Exercise aim: Would you retype each record exactly as given?

Records shown:
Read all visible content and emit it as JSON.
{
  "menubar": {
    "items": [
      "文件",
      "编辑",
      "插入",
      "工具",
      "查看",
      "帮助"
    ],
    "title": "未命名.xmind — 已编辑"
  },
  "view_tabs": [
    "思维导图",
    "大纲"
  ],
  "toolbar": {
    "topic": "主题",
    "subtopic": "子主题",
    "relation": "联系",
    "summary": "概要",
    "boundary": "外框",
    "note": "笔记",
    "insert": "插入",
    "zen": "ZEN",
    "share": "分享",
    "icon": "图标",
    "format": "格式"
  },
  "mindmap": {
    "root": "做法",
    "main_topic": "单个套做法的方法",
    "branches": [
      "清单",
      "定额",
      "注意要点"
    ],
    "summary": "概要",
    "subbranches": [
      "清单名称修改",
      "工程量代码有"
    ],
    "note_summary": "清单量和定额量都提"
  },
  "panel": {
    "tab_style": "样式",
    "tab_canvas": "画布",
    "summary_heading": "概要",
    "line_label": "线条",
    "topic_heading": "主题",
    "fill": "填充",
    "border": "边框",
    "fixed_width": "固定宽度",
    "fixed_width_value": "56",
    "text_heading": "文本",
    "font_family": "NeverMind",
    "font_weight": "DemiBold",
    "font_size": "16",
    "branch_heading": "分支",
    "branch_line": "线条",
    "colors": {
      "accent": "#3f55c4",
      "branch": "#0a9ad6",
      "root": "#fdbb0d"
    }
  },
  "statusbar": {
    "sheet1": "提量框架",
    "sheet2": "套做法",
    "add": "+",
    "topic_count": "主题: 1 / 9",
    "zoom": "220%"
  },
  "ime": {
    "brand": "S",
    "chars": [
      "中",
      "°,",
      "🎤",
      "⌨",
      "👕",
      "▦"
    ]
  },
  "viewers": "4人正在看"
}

Response to this task:
Read all visible content and emit it as JSON.
{
  "menubar": {
    "items": [
      "文件",
      "编辑",
      "插入",
      "工具",
      "查看",
      "帮助"
    ],
    "title": "未命名.xmind — 已编辑"
  },
  "view_tabs": [
    "思维导图",
    "大纲"
  ],
  "toolbar": {
    "topic": "主题",
    "subtopic": "子主题",
    "relation": "联系",
    "summary": "概要",
    "boundary": "外框",
    "note": "笔记",
    "insert": "插入",
    "zen": "ZEN",
    "share": "分享",
    "icon": "图标",
    "format": "格式"
  },
  "mindmap": {
    "root": "做法",
    "main_topic": "单个套做法的方法",
    "branches": [
      "清单",
      "定额",
      "注意要点"
    ],
    "summary": "概要",
    "subbranches": [
      "清单名称修改",
      "工程量代码有"
    ],
    "note_summary": "清单量和定额量都提"
  },
  "panel": {
    "tab_style": "样式",
    "tab_canvas": "画布",
    "summary_heading": "概要",
    "line_label": "线条",
    "topic_heading": "主题",
    "fill": "填充",
    "border": "边框",
    "fixed_width": "固定宽度",
    "fixed_width_value": "56",
    "text_heading": "文本",
    "font_family": "NeverMind",
    "font_weight": "DemiBold",
    "font_size": "16",
    "branch_heading": "分支",
    "branch_line": "线条",
    "colors": {
      "accent": "#3f55c4",
      "branch": "#0a9ad6",
      "root": "#fdbb0d"
    }
  },
  "statusbar": {
    "sheet1": "提量框架",
    "sheet2": "套做法",
    "add": "+",
    "topic_count": "主题: 1 / 9",
    "zoom": "220%"
  },
  "ime": {
    "brand": "S",
    "chars": [
      "中",
      "°,",
      "🎤",
      "⌨",
      "👕",
      "▦"
    ]
  },
  "viewers": "4人正在看"
}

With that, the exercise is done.